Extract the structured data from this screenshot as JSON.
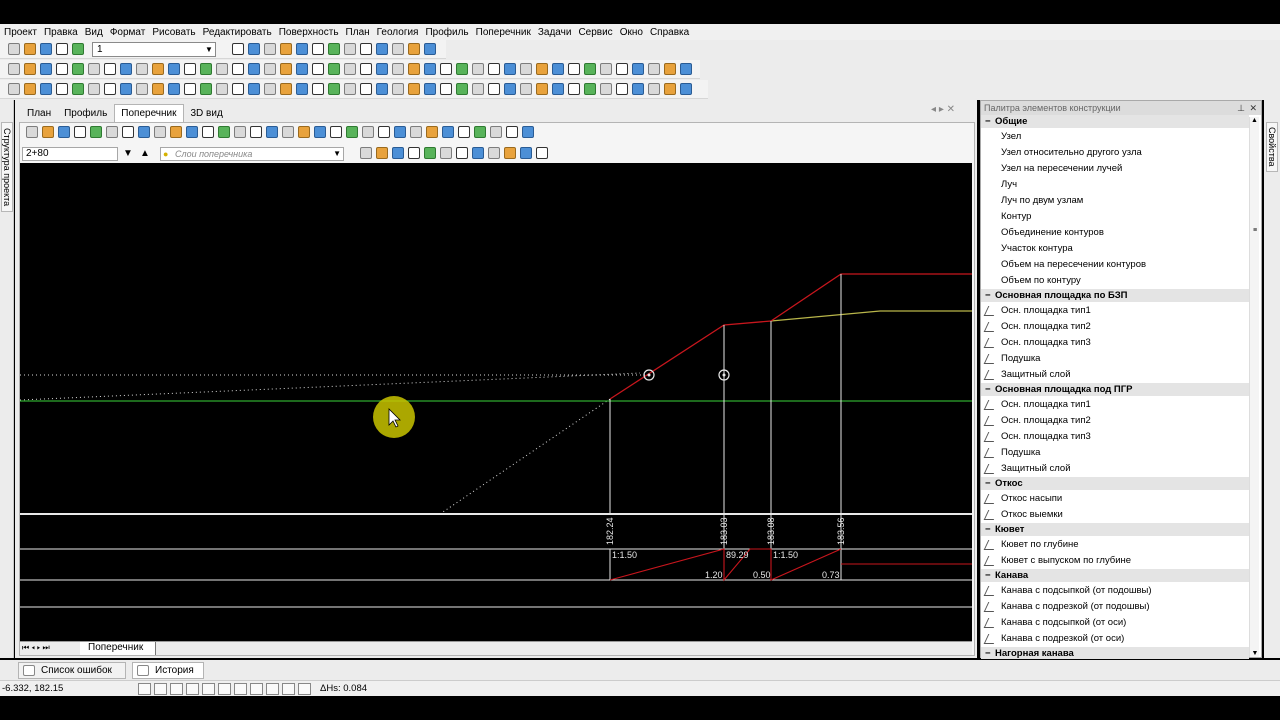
{
  "menu": [
    "Проект",
    "Правка",
    "Вид",
    "Формат",
    "Рисовать",
    "Редактировать",
    "Поверхность",
    "План",
    "Геология",
    "Профиль",
    "Поперечник",
    "Задачи",
    "Сервис",
    "Окно",
    "Справка"
  ],
  "toolbar": {
    "layer_value": "1"
  },
  "left_panel": {
    "tab_label": "Структура проекта"
  },
  "right_panel": {
    "tab_label": "Свойства"
  },
  "doc_tabs": [
    {
      "label": "План",
      "active": false
    },
    {
      "label": "Профиль",
      "active": false
    },
    {
      "label": "Поперечник",
      "active": true
    },
    {
      "label": "3D вид",
      "active": false
    }
  ],
  "cross_section": {
    "station_value": "2+80",
    "layers_placeholder": "Слои поперечника",
    "sheet_tab": "Поперечник",
    "elevations": [
      "182.24",
      "183.03",
      "183.08",
      "183.56"
    ],
    "slope_left": "1:1.50",
    "slope_right": "1:1.50",
    "mid_value": "89.29",
    "bottom_values": [
      "1.20",
      "0.50",
      "0.73"
    ]
  },
  "palette": {
    "title": "Палитра элементов конструкции",
    "categories": [
      {
        "name": "Общие",
        "sign": "−",
        "items": [
          "Узел",
          "Узел относительно другого узла",
          "Узел на пересечении лучей",
          "Луч",
          "Луч по двум узлам",
          "Контур",
          "Объединение контуров",
          "Участок контура",
          "Объем на пересечении контуров",
          "Объем по контуру"
        ],
        "icons": false
      },
      {
        "name": "Основная площадка по БЗП",
        "sign": "−",
        "items": [
          "Осн. площадка тип1",
          "Осн. площадка тип2",
          "Осн. площадка тип3",
          "Подушка",
          "Защитный слой"
        ],
        "icons": true
      },
      {
        "name": "Основная площадка под ПГР",
        "sign": "−",
        "items": [
          "Осн. площадка тип1",
          "Осн. площадка тип2",
          "Осн. площадка тип3",
          "Подушка",
          "Защитный слой"
        ],
        "icons": true
      },
      {
        "name": "Откос",
        "sign": "−",
        "items": [
          "Откос насыпи",
          "Откос выемки"
        ],
        "icons": true
      },
      {
        "name": "Кювет",
        "sign": "−",
        "items": [
          "Кювет по глубине",
          "Кювет с выпуском по глубине"
        ],
        "icons": true
      },
      {
        "name": "Канава",
        "sign": "−",
        "items": [
          "Канава с подсыпкой (от подошвы)",
          "Канава с подрезкой (от подошвы)",
          "Канава с подсыпкой (от оси)",
          "Канава с подрезкой (от оси)"
        ],
        "icons": true
      },
      {
        "name": "Нагорная канава",
        "sign": "−",
        "items": [],
        "icons": true
      }
    ]
  },
  "bottom_tabs": [
    {
      "label": "Список ошибок",
      "active": false
    },
    {
      "label": "История",
      "active": true
    }
  ],
  "status": {
    "coords": "-6.332, 182.15",
    "dh": "ΔHs: 0.084"
  },
  "colors": {
    "design_line": "#c8161d",
    "ground_line": "#2faa2f",
    "existing_line": "#b9b64a",
    "grid_line": "#e8e8e8",
    "cursor_highlight": "#c9c400"
  }
}
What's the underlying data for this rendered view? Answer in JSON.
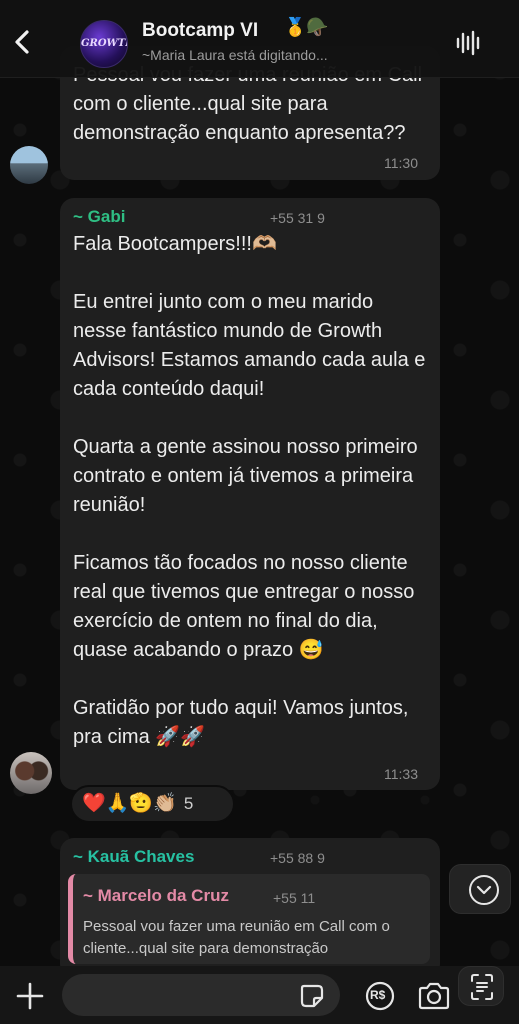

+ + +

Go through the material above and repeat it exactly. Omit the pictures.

Extract the structured data from this screenshot as JSON.
{
  "menu": [
    "Проект",
    "Правка",
    "Вид",
    "Формат",
    "Рисовать",
    "Редактировать",
    "Поверхность",
    "План",
    "Геология",
    "Профиль",
    "Поперечник",
    "Задачи",
    "Сервис",
    "Окно",
    "Справка"
  ],
  "toolbar": {
    "layer_value": "1"
  },
  "left_panel": {
    "tab_label": "Структура проекта"
  },
  "right_panel": {
    "tab_label": "Свойства"
  },
  "doc_tabs": [
    {
      "label": "План",
      "active": false
    },
    {
      "label": "Профиль",
      "active": false
    },
    {
      "label": "Поперечник",
      "active": true
    },
    {
      "label": "3D вид",
      "active": false
    }
  ],
  "cross_section": {
    "station_value": "2+80",
    "layers_placeholder": "Слои поперечника",
    "sheet_tab": "Поперечник",
    "elevations": [
      "182.24",
      "183.03",
      "183.08",
      "183.56"
    ],
    "slope_left": "1:1.50",
    "slope_right": "1:1.50",
    "mid_value": "89.29",
    "bottom_values": [
      "1.20",
      "0.50",
      "0.73"
    ]
  },
  "palette": {
    "title": "Палитра элементов конструкции",
    "categories": [
      {
        "name": "Общие",
        "sign": "−",
        "items": [
          "Узел",
          "Узел относительно другого узла",
          "Узел на пересечении лучей",
          "Луч",
          "Луч по двум узлам",
          "Контур",
          "Объединение контуров",
          "Участок контура",
          "Объем на пересечении контуров",
          "Объем по контуру"
        ],
        "icons": false
      },
      {
        "name": "Основная площадка по БЗП",
        "sign": "−",
        "items": [
          "Осн. площадка тип1",
          "Осн. площадка тип2",
          "Осн. площадка тип3",
          "Подушка",
          "Защитный слой"
        ],
        "icons": true
      },
      {
        "name": "Основная площадка под ПГР",
        "sign": "−",
        "items": [
          "Осн. площадка тип1",
          "Осн. площадка тип2",
          "Осн. площадка тип3",
          "Подушка",
          "Защитный слой"
        ],
        "icons": true
      },
      {
        "name": "Откос",
        "sign": "−",
        "items": [
          "Откос насыпи",
          "Откос выемки"
        ],
        "icons": true
      },
      {
        "name": "Кювет",
        "sign": "−",
        "items": [
          "Кювет по глубине",
          "Кювет с выпуском по глубине"
        ],
        "icons": true
      },
      {
        "name": "Канава",
        "sign": "−",
        "items": [
          "Канава с подсыпкой (от подошвы)",
          "Канава с подрезкой (от подошвы)",
          "Канава с подсыпкой (от оси)",
          "Канава с подрезкой (от оси)"
        ],
        "icons": true
      },
      {
        "name": "Нагорная канава",
        "sign": "−",
        "items": [],
        "icons": true
      }
    ]
  },
  "bottom_tabs": [
    {
      "label": "Список ошибок",
      "active": false
    },
    {
      "label": "История",
      "active": true
    }
  ],
  "status": {
    "coords": "-6.332, 182.15",
    "dh": "ΔHs: 0.084"
  },
  "colors": {
    "design_line": "#c8161d",
    "ground_line": "#2faa2f",
    "existing_line": "#b9b64a",
    "grid_line": "#e8e8e8",
    "cursor_highlight": "#c9c400"
  }
}
What's the underlying data for this rendered view? Answer in JSON.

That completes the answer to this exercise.